__What you have to do__:
Repeat the full listing, word for word.

__Available data__:
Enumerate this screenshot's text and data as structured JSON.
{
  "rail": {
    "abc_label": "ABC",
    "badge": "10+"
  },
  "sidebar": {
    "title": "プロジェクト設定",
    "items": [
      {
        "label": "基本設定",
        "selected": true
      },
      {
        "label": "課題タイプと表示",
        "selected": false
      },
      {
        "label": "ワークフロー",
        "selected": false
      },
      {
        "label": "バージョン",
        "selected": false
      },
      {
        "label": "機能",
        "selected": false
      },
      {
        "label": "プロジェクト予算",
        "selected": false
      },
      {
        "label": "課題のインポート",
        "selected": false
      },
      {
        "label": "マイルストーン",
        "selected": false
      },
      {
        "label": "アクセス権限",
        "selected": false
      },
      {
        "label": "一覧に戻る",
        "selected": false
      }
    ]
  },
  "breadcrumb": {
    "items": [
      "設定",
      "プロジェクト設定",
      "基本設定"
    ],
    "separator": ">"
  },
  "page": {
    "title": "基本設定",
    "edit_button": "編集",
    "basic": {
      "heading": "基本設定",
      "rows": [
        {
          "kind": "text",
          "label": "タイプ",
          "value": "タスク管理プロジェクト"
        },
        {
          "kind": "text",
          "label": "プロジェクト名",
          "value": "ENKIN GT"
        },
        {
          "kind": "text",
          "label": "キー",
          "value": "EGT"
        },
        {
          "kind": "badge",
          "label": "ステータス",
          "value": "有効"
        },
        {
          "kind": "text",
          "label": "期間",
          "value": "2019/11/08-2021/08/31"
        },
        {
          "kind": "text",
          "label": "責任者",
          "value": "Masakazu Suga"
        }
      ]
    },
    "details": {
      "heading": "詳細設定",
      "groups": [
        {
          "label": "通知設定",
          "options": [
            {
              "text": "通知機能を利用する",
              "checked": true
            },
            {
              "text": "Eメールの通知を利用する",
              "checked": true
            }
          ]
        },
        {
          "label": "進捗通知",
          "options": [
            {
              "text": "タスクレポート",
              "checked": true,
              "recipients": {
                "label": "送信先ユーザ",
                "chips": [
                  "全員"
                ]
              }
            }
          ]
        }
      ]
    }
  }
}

__Exercise output__:
Enumerate this screenshot's text and data as structured JSON.
{
  "rail": {
    "abc_label": "ABC",
    "badge": "10+"
  },
  "sidebar": {
    "title": "プロジェクト設定",
    "items": [
      {
        "label": "基本設定",
        "selected": true
      },
      {
        "label": "課題タイプと表示",
        "selected": false
      },
      {
        "label": "ワークフロー",
        "selected": false
      },
      {
        "label": "バージョン",
        "selected": false
      },
      {
        "label": "機能",
        "selected": false
      },
      {
        "label": "プロジェクト予算",
        "selected": false
      },
      {
        "label": "課題のインポート",
        "selected": false
      },
      {
        "label": "マイルストーン",
        "selected": false
      },
      {
        "label": "アクセス権限",
        "selected": false
      },
      {
        "label": "一覧に戻る",
        "selected": false
      }
    ]
  },
  "breadcrumb": {
    "items": [
      "設定",
      "プロジェクト設定",
      "基本設定"
    ],
    "separator": ">"
  },
  "page": {
    "title": "基本設定",
    "edit_button": "編集",
    "basic": {
      "heading": "基本設定",
      "rows": [
        {
          "kind": "text",
          "label": "タイプ",
          "value": "タスク管理プロジェクト"
        },
        {
          "kind": "text",
          "label": "プロジェクト名",
          "value": "ENKIN GT"
        },
        {
          "kind": "text",
          "label": "キー",
          "value": "EGT"
        },
        {
          "kind": "badge",
          "label": "ステータス",
          "value": "有効"
        },
        {
          "kind": "text",
          "label": "期間",
          "value": "2019/11/08-2021/08/31"
        },
        {
          "kind": "text",
          "label": "責任者",
          "value": "Masakazu Suga"
        }
      ]
    },
    "details": {
      "heading": "詳細設定",
      "groups": [
        {
          "label": "通知設定",
          "options": [
            {
              "text": "通知機能を利用する",
              "checked": true
            },
            {
              "text": "Eメールの通知を利用する",
              "checked": true
            }
          ]
        },
        {
          "label": "進捗通知",
          "options": [
            {
              "text": "タスクレポート",
              "checked": true,
              "recipients": {
                "label": "送信先ユーザ",
                "chips": [
                  "全員"
                ]
              }
            }
          ]
        }
      ]
    }
  }
}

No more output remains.